What is the No. 1 soft skill sought by employers?
Answer: Creativity, according to a 2019 survey on LinkedIn.
I realize the entirety of 2020 has felt like one, big exercise in creative problem solving.
But how might Virginia Western teach creativity? Is that even possible?
Yes, teaching for creativity is not only possible … it’s essential for 21st-century learners, according to Dr. Keith Sawyer, a professor of educational innovations at the University of North Carolina at Chapel Hill.
Sawyer is one of the world’s leading scientific experts on creative learning; I was introduced to his work in a January 2020 special report about creativity by the Chronicle of Higher Education.
Sawyer believes all teachers can learn how to teach creative knowledge in their subject area by using a technique he calls “guided improvisation.”
He explains this research-backed approach in his 2019 book, “The Creative Classroom: Innovative Teaching for 21st-Century Learners”:
I call this pedagogy ‘guided improvisation’ because the students engage in open-ended activities, where they have the freedom to improvise their own path through the material. But their actions aren’t completely free and unconstrained. Student action is guided by structures, called scaffolds, that guide student knowledge construction toward curricular goals, while teaching them the knowledge they need for creativity.
The research showing the effectiveness of guided improvisation and creative knowledge is overwhelming … it’s the main theme of all of the recent scientific reports on how to teach effectively in math … in engineering … and in science. (p. 35)
Sawyer argues that teachers can learn to improvise in the classroom by experimenting with the same rules of improv theater.
And now — thanks to an Innovation Grant from the Virginia Western Educational Foundation — we have an opportunity to try it out ourselves!
Please join us for the “Improv for Creative Teaching and Learning” workshop on Zoom.
(Look for us on the in-service agenda … tentatively scheduled for Friday, Jan. 8, at 9 a.m.)

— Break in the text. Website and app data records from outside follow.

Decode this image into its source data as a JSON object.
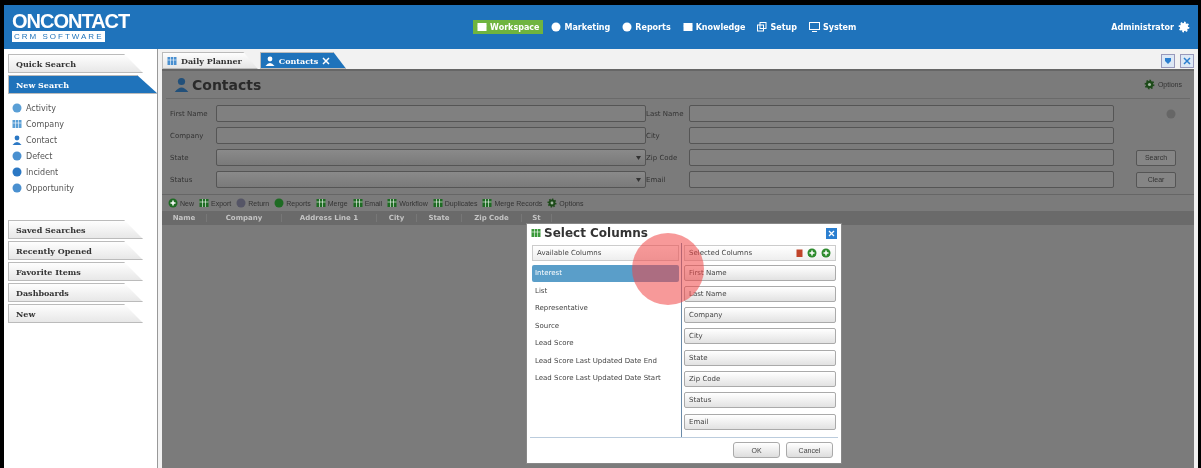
{
  "header": {
    "logo": {
      "name": "ONCONTACT",
      "tagline": "CRM SOFTWARE"
    },
    "nav": [
      {
        "label": "Workspace",
        "selected": true
      },
      {
        "label": "Marketing",
        "selected": false
      },
      {
        "label": "Reports",
        "selected": false
      },
      {
        "label": "Knowledge",
        "selected": false
      },
      {
        "label": "Setup",
        "selected": false
      },
      {
        "label": "System",
        "selected": false
      }
    ],
    "user": "Administrator"
  },
  "sidebar": {
    "sections": [
      {
        "label": "Quick Search",
        "selected": false
      },
      {
        "label": "New Search",
        "selected": true,
        "items": [
          "Activity",
          "Company",
          "Contact",
          "Defect",
          "Incident",
          "Opportunity"
        ]
      },
      {
        "label": "Saved Searches",
        "selected": false
      },
      {
        "label": "Recently Opened",
        "selected": false
      },
      {
        "label": "Favorite Items",
        "selected": false
      },
      {
        "label": "Dashboards",
        "selected": false
      },
      {
        "label": "New",
        "selected": false
      }
    ]
  },
  "tabs": [
    {
      "label": "Daily Planner",
      "selected": false
    },
    {
      "label": "Contacts",
      "selected": true
    }
  ],
  "panel": {
    "title": "Contacts",
    "options": "Options",
    "fields": [
      {
        "label": "First Name",
        "kind": "text"
      },
      {
        "label": "Last Name",
        "kind": "text"
      },
      {
        "label": "Company",
        "kind": "text"
      },
      {
        "label": "City",
        "kind": "text"
      },
      {
        "label": "State",
        "kind": "select"
      },
      {
        "label": "Zip Code",
        "kind": "text"
      },
      {
        "label": "Status",
        "kind": "select"
      },
      {
        "label": "Email",
        "kind": "text"
      }
    ],
    "buttons": [
      "Search",
      "Clear"
    ],
    "toolbar": [
      "New",
      "Export",
      "Return",
      "Reports",
      "Merge",
      "Email",
      "Workflow",
      "Duplicates",
      "Merge Records",
      "Options"
    ],
    "columns": [
      "Name",
      "Company",
      "Address Line 1",
      "City",
      "State",
      "Zip Code",
      "St"
    ]
  },
  "dialog": {
    "title": "Select Columns",
    "available_header": "Available Columns",
    "selected_header": "Selected Columns",
    "available": [
      {
        "label": "Interest",
        "selected": true
      },
      {
        "label": "List",
        "selected": false
      },
      {
        "label": "Representative",
        "selected": false
      },
      {
        "label": "Source",
        "selected": false
      },
      {
        "label": "Lead Score",
        "selected": false
      },
      {
        "label": "Lead Score Last Updated Date End",
        "selected": false
      },
      {
        "label": "Lead Score Last Updated Date Start",
        "selected": false
      }
    ],
    "selected_columns": [
      "First Name",
      "Last Name",
      "Company",
      "City",
      "State",
      "Zip Code",
      "Status",
      "Email"
    ],
    "buttons": [
      "OK",
      "Cancel"
    ]
  }
}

This playful, improv theater session will help faculty and staff strengthen VWCC’s creative culture by experimenting with the techniques of “guided improvisation.”
The workshop will be facilitated by Ami Trowell, creative director of Big Lick Conspiracy, Roanoke’s professional improvisational comedy troupe. She is also the founder and owner of Theatre 3, where she teaches improv workshops for performers and non-performers. Ms. Trowell will lead us through improv games and exercises, honing skills in creativity, spontaneity, risk-taking, collaboration, active listening, and play.
The benefits of the workshop include:
- Open to all faculty and staff. Don’t be shy!
- Appropriate for all disciplines at the college.
- This will be fun! (And joy is the energy of innovation.)
I hope you will join us!
More about the instructor: Ami Trowell is the Founder and Creative Director of Theatre3 in downtown Roanoke. She has been performing with Roanoke’s professional improvisation troupe, Big Lick Conspiracy, for over a decade and directing for the last four years. Ms. Trowell has studied improvisation at Second City in Chicago and Dad’s Garage in Atlanta, Georgia. She has produced and performed in several comedy podcasts including “What Just Happened?,” “All Purpose Cleaner,” “Purposefully Derpy,” and “BP & Ami.” Ms. Trowell received her bachelor’s degree in theater from the College of Charleston and a Masters of Arts in Liberal Studies from Hollins University. Most importantly, she is the proud mother of three smart, funny, and amazing daughters.
— Stephanie Ogilvie Seagle, December 2020